June 18, 2004
In 1893, English astronomer Edward Walter Maunder brought something to the world's attention: Between 1645 and 1714, astronomers reported almost no sunspot activity. This solar funk, which has not been repeated, came to be called the "Maunder minimum," and it coincided with the coldest part of the Little Ice Age in Europe and North America. That period of global cooling started around 1300 and lasted several centuries.
Maunder also noticed a dip in the frequency and intensity of the northern lights — which are caused by solar storms — during that same period. Because stars are dimmer when they are inactive, it's reasonable to draw a correlation between the drop in activity on the Sun and the drop in temperature on Earth.
In 1976, when astronomers made this connection, they began searching nearby Sun-like stars for other examples of stellar minima.
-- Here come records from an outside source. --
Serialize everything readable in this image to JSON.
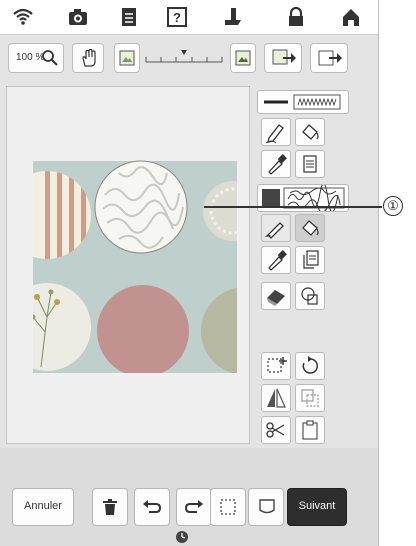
{
  "toolbar": {
    "zoom_label": "100 %"
  },
  "bottom": {
    "cancel_label": "Annuler",
    "next_label": "Suivant"
  },
  "callout": {
    "number": "①"
  },
  "colors": {
    "next_button": "#2e2e2e",
    "canvas_bg": "#bfcfcc"
  }
}
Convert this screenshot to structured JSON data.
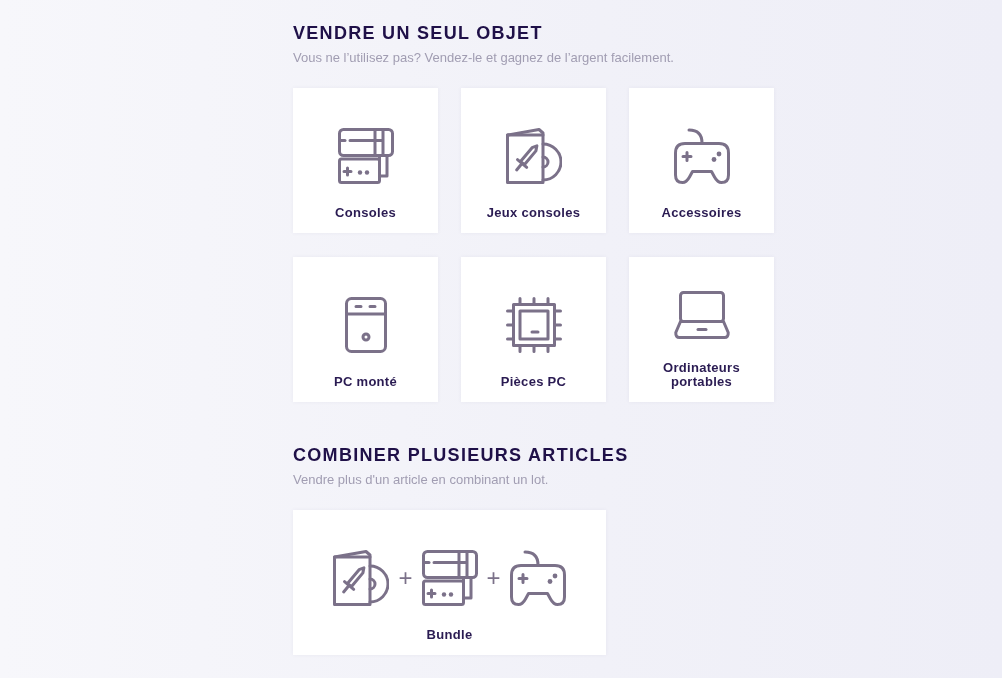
{
  "sections": [
    {
      "title": "VENDRE UN SEUL OBJET",
      "subtitle": "Vous ne l’utilisez pas? Vendez-le et gagnez de l’argent facilement.",
      "cards": [
        {
          "kind": "console",
          "label": "Consoles"
        },
        {
          "kind": "game",
          "label": "Jeux consoles"
        },
        {
          "kind": "controller",
          "label": "Accessoires"
        },
        {
          "kind": "pc",
          "label": "PC monté"
        },
        {
          "kind": "chip",
          "label": "Pièces PC"
        },
        {
          "kind": "laptop",
          "label": "Ordinateurs portables"
        }
      ]
    },
    {
      "title": "COMBINER PLUSIEURS ARTICLES",
      "subtitle": "Vendre plus d'un article en combinant un lot.",
      "cards": [
        {
          "kind": "bundle",
          "label": "Bundle",
          "parts": [
            {
              "kind": "game"
            },
            {
              "kind": "plus",
              "text": "+"
            },
            {
              "kind": "console"
            },
            {
              "kind": "plus",
              "text": "+"
            },
            {
              "kind": "controller"
            }
          ]
        }
      ]
    }
  ]
}
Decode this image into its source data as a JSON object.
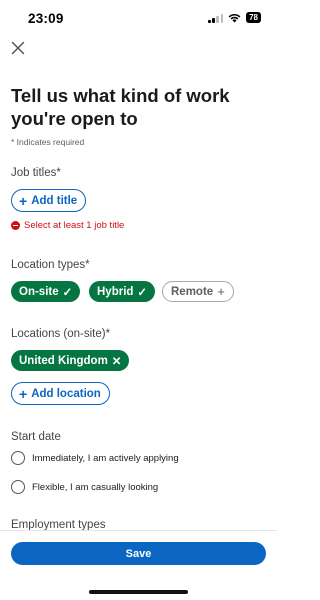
{
  "status_bar": {
    "time": "23:09",
    "battery": "78"
  },
  "header": {
    "close_icon": "close-icon"
  },
  "title": "Tell us what kind of work you're open to",
  "required_note": "* Indicates required",
  "job_titles": {
    "label": "Job titles*",
    "add_label": "Add title",
    "error": "Select at least 1 job title"
  },
  "location_types": {
    "label": "Location types*",
    "options": [
      {
        "label": "On-site",
        "selected": true
      },
      {
        "label": "Hybrid",
        "selected": true
      },
      {
        "label": "Remote",
        "selected": false
      }
    ]
  },
  "locations": {
    "label": "Locations (on-site)*",
    "selected": [
      "United Kingdom"
    ],
    "add_label": "Add location"
  },
  "start_date": {
    "label": "Start date",
    "options": [
      "Immediately, I am actively applying",
      "Flexible, I am casually looking"
    ]
  },
  "employment_types": {
    "label": "Employment types"
  },
  "footer": {
    "save_label": "Save"
  },
  "colors": {
    "primary": "#0a66c2",
    "selected_chip": "#057642",
    "error": "#cc1016"
  }
}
They were hoping to understand what causes these inactive periods and perhaps predict the next such period of our own Sun — and with it, the next period of global cooling.
But new research by University of California, Berkeley, astronomers has cast doubt on the status of the hundreds of stars that have been classified as Maunder minima. In a poster presented at this month's meeting of the American Astronomical Society, Jason Wright and Geoffrey Marcy presented a study showing that 1,200 supposedly Sun-like stars displaying minimal activity are actually quite different from our own Sun — and therefore cannot be Maunder minima.
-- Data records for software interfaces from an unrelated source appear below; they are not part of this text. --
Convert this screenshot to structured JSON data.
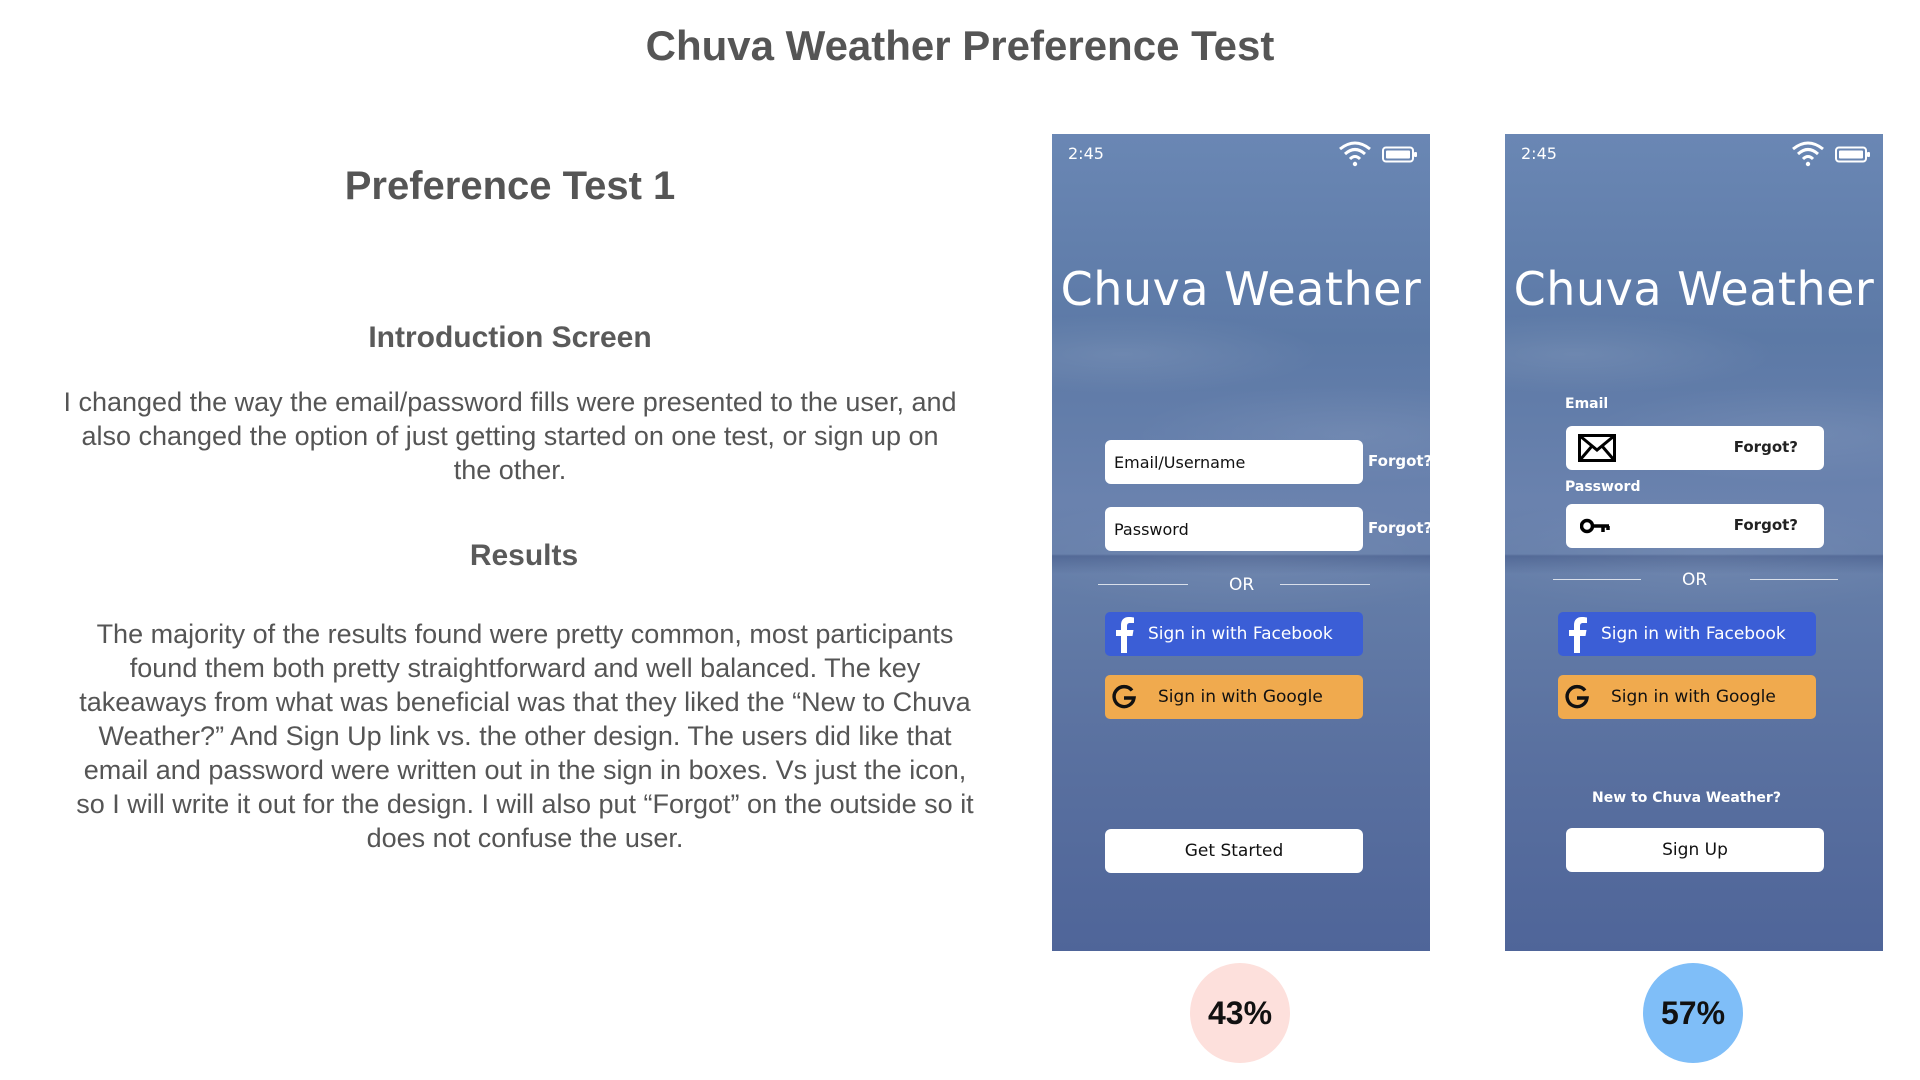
{
  "page": {
    "title": "Chuva Weather Preference Test"
  },
  "left": {
    "test_title": "Preference Test 1",
    "intro_heading": "Introduction Screen",
    "intro_text": "I changed the way the email/password fills were presented to the user, and also changed the option of just getting started on one test, or sign up on the other.",
    "results_heading": "Results",
    "results_text": "The majority of the results found were pretty common, most participants found them both pretty straightforward and well balanced. The key takeaways from what was beneficial was that they liked the “New to Chuva Weather?” And Sign Up link vs. the other design. The users did like that email and password were written out in the sign in boxes. Vs just the icon, so I will write it out for the design. I will also put “Forgot” on the outside so it does not confuse the user."
  },
  "phone_a": {
    "time": "2:45",
    "app_title": "Chuva Weather",
    "email_field": "Email/Username",
    "email_forgot": "Forgot?",
    "password_field": "Password",
    "password_forgot": "Forgot?",
    "or_text": "OR",
    "facebook_label": "Sign in with Facebook",
    "google_label": "Sign in with Google",
    "cta_label": "Get Started",
    "percent": "43%",
    "badge_color": "#fde0dc"
  },
  "phone_b": {
    "time": "2:45",
    "app_title": "Chuva Weather",
    "email_label": "Email",
    "email_forgot": "Forgot?",
    "password_label": "Password",
    "password_forgot": "Forgot?",
    "or_text": "OR",
    "facebook_label": "Sign in with Facebook",
    "google_label": "Sign in with Google",
    "new_to_text": "New to Chuva Weather?",
    "cta_label": "Sign Up",
    "percent": "57%",
    "badge_color": "#7fbef8"
  },
  "colors": {
    "facebook_blue": "#3b5ed6",
    "google_orange": "#f0aa4e",
    "phone_background": "#5c77a5",
    "heading_gray": "#555555"
  },
  "icons": {
    "status": [
      "wifi-icon",
      "battery-icon"
    ],
    "fields": [
      "envelope-icon",
      "key-icon"
    ],
    "social": [
      "facebook-icon",
      "google-icon"
    ]
  }
}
"Star surveys typically find that 10 to 15 percent of all Sun-like stars are in an inactive state like the Maunder minimum, which would indicate that the Sun spends about 10 percent of its time in this state," Wright said. "But our study shows that the vast majority of stars identified as Maunder minimum stars are … not Sun-like at all, but are either evolved stars or stars rich in metals like iron and nickel."
In fact, they haven't found a single star that is unquestionably a Maunder minimum.
"We thought we knew how to detect Maunder minimum stars, but we don't," Wright said.
The previous method was for astronomers to measure the emission of calcium in a star's atmosphere. When our own Sun is active, its upper atmosphere reaches temperatures of some 10,000 K, causing calcium to emit a blue light. A decrease in the calcium emission of a Sun-like star, therefore, should be evidence of a star in a period of inactivity.
But Wright has found that the calcium-emission decreases in stars classified as Maunder minima have other, more likely causes, such as a higher metal content. These stars burn more brightly than our own Sun but also exhibit less activity. Another alternative is age — as stars get older, they spin more slowly, produce less powerful magnetic fields, and lose their spots.
"What astronomers have assumed is that Sun-like stars going through a stellar funk are actually very, very old stars whose magnetic fields have turned off forever," Marcy said. "They are not in a temporary Maunder minimum, but a permanent one. They're dead."
This problem is being discovered only now because it wasn't until 1998 that the Hipparcos satellite was launched, allowing scientists to determine the precise distances to nearby stars. Once the distances were nailed down, it became possible to calculate the stars' absolute brightnesses, and that's where the inconsistencies with the Maunder minimum theory began to show.
"We still don't understand what's going on in our Sun, how magnetic fields generate the 11-year solar cycle, or what caused the magnetic Maunder minimum," Marcy said. "In particular, we don't know how often a Sun-like star falls into a Maunder minimum, or when the next minimum will occur. It could be tomorrow."